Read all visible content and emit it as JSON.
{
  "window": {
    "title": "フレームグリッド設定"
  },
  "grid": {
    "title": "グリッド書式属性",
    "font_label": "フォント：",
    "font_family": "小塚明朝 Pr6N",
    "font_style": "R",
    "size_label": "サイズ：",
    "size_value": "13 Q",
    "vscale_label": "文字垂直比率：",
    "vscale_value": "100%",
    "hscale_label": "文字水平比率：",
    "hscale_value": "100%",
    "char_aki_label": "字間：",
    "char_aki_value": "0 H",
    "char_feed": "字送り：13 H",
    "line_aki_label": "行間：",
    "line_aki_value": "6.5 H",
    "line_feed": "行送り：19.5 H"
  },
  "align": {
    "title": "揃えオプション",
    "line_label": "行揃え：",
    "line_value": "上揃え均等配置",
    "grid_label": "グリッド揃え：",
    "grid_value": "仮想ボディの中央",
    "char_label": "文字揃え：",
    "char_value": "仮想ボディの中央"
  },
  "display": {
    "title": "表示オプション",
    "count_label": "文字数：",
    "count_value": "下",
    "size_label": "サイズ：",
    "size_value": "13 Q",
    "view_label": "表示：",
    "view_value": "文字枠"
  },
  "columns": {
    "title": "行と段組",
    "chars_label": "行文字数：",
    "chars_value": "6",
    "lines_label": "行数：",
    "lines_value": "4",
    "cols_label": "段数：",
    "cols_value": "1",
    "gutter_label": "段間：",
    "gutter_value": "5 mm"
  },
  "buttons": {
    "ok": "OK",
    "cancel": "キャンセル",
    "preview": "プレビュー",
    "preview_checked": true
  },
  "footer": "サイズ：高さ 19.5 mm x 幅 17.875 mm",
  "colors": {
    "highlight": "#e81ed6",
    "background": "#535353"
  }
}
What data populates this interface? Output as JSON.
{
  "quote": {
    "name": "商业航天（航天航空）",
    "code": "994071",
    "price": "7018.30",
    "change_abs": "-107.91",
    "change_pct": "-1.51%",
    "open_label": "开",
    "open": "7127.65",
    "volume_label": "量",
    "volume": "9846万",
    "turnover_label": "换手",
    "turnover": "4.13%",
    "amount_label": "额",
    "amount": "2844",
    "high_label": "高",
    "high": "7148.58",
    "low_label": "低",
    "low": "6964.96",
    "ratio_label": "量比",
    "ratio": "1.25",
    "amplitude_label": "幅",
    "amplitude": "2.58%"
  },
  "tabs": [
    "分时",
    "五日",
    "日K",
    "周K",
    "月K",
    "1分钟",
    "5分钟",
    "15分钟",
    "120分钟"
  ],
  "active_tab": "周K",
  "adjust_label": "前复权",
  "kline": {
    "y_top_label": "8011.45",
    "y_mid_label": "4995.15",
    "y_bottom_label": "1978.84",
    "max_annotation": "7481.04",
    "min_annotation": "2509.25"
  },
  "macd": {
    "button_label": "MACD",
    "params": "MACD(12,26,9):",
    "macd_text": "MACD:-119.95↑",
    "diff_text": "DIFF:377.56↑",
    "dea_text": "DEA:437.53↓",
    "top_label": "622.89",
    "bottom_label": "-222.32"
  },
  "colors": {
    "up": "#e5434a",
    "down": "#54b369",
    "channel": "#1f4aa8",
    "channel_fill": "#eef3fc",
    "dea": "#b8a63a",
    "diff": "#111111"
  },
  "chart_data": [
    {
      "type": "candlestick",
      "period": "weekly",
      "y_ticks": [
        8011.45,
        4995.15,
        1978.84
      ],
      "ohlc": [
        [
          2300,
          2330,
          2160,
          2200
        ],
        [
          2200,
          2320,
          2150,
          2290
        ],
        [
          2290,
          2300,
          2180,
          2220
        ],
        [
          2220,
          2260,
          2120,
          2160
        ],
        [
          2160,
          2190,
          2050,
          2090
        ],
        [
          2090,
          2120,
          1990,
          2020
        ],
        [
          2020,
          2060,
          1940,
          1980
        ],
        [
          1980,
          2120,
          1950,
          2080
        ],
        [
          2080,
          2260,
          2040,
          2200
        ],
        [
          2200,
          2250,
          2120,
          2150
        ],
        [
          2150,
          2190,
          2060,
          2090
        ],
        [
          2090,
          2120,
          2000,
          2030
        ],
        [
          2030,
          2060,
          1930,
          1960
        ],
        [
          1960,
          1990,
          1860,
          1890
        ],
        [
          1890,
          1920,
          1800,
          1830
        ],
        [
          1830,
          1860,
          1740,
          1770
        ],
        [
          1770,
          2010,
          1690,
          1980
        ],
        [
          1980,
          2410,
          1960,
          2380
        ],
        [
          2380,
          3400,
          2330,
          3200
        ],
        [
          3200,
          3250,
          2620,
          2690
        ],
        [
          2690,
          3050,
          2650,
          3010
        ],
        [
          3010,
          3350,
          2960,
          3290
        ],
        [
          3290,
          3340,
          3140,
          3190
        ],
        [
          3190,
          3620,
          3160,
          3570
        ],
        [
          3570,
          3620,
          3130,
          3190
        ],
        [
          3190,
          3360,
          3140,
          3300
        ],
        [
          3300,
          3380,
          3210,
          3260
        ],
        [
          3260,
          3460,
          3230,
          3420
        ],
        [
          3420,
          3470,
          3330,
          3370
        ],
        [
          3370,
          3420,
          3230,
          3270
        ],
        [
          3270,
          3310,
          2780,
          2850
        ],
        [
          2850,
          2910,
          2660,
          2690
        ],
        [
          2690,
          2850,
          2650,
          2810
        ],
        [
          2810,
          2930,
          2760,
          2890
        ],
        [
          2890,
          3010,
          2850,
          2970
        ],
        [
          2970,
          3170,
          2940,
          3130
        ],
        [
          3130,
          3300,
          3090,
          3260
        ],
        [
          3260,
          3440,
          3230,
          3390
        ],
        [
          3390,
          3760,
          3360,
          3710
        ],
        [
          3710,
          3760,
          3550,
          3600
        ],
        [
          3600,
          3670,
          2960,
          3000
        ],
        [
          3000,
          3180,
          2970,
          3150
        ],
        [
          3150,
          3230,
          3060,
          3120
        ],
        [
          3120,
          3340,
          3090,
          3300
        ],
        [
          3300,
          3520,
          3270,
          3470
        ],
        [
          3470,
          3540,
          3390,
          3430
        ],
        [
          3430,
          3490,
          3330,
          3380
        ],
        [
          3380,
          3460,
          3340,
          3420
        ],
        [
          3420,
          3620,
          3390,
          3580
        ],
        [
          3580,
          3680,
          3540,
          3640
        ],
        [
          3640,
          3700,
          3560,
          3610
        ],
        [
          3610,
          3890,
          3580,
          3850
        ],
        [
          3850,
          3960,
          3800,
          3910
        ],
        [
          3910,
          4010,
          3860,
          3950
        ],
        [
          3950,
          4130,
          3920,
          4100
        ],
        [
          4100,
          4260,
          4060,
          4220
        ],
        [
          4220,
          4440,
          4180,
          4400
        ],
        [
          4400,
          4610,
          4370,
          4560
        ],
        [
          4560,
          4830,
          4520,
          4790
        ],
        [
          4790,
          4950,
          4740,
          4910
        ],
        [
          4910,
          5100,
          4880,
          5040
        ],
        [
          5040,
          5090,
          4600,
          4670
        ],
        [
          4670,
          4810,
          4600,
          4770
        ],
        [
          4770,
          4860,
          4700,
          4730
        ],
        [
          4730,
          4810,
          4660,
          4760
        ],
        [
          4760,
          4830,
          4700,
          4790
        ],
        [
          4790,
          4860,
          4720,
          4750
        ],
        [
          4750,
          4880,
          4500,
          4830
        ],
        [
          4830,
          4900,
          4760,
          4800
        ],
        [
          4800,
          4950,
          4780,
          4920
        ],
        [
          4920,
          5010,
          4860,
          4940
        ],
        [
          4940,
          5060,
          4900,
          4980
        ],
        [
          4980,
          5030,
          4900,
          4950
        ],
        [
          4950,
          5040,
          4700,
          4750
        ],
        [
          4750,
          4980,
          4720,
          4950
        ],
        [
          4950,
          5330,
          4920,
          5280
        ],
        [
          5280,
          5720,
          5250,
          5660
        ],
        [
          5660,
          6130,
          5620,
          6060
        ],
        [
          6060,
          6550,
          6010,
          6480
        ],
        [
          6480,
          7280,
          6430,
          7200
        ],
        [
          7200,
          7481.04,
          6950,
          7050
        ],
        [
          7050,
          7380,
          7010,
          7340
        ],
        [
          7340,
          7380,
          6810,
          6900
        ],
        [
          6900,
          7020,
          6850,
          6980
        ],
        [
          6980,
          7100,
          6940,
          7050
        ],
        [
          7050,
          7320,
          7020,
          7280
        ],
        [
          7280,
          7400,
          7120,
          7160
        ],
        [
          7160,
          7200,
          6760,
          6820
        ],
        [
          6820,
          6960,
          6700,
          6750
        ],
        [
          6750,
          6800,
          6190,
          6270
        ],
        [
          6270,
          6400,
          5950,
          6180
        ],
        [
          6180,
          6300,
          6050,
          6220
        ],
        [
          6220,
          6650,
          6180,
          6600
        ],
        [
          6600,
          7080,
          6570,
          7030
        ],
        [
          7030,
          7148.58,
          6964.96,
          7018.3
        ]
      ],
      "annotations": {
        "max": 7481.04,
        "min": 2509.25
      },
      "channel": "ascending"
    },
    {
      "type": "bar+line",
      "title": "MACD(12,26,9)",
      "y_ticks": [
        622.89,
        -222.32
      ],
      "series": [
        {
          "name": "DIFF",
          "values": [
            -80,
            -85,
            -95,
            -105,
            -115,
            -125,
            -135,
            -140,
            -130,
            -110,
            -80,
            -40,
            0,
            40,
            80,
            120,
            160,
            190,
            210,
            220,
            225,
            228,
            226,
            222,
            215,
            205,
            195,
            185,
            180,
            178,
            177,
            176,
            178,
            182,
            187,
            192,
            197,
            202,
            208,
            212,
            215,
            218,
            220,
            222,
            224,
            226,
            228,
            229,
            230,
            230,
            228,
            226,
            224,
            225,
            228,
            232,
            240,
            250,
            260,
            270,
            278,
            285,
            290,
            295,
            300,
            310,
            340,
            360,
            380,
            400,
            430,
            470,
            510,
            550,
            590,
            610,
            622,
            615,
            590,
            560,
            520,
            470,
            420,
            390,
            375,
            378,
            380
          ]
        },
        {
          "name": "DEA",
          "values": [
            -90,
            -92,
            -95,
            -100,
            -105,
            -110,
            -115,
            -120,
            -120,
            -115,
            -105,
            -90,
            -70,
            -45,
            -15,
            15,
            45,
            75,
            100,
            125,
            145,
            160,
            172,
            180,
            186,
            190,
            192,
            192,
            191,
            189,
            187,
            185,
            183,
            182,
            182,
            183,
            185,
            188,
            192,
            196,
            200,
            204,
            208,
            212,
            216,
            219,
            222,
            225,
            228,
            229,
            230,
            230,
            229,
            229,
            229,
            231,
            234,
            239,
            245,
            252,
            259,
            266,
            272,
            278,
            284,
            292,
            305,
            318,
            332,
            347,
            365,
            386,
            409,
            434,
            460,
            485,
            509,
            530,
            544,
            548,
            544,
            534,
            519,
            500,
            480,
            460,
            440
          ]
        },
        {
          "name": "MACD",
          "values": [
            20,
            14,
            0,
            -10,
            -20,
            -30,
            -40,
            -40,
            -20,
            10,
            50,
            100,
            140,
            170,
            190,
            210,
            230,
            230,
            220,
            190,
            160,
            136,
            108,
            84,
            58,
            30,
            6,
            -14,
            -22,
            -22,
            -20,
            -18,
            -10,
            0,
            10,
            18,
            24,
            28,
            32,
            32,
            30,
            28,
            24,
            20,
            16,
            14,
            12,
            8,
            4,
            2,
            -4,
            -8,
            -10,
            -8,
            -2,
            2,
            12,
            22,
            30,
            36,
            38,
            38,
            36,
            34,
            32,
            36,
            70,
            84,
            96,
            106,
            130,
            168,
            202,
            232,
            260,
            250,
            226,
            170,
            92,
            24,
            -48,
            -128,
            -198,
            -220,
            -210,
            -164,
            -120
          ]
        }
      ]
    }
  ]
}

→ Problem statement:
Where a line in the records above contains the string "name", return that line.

→ Response to the task:
    "name": "商业航天（航天航空）",
          "name": "DIFF",
          "name": "DEA",
          "name": "MACD",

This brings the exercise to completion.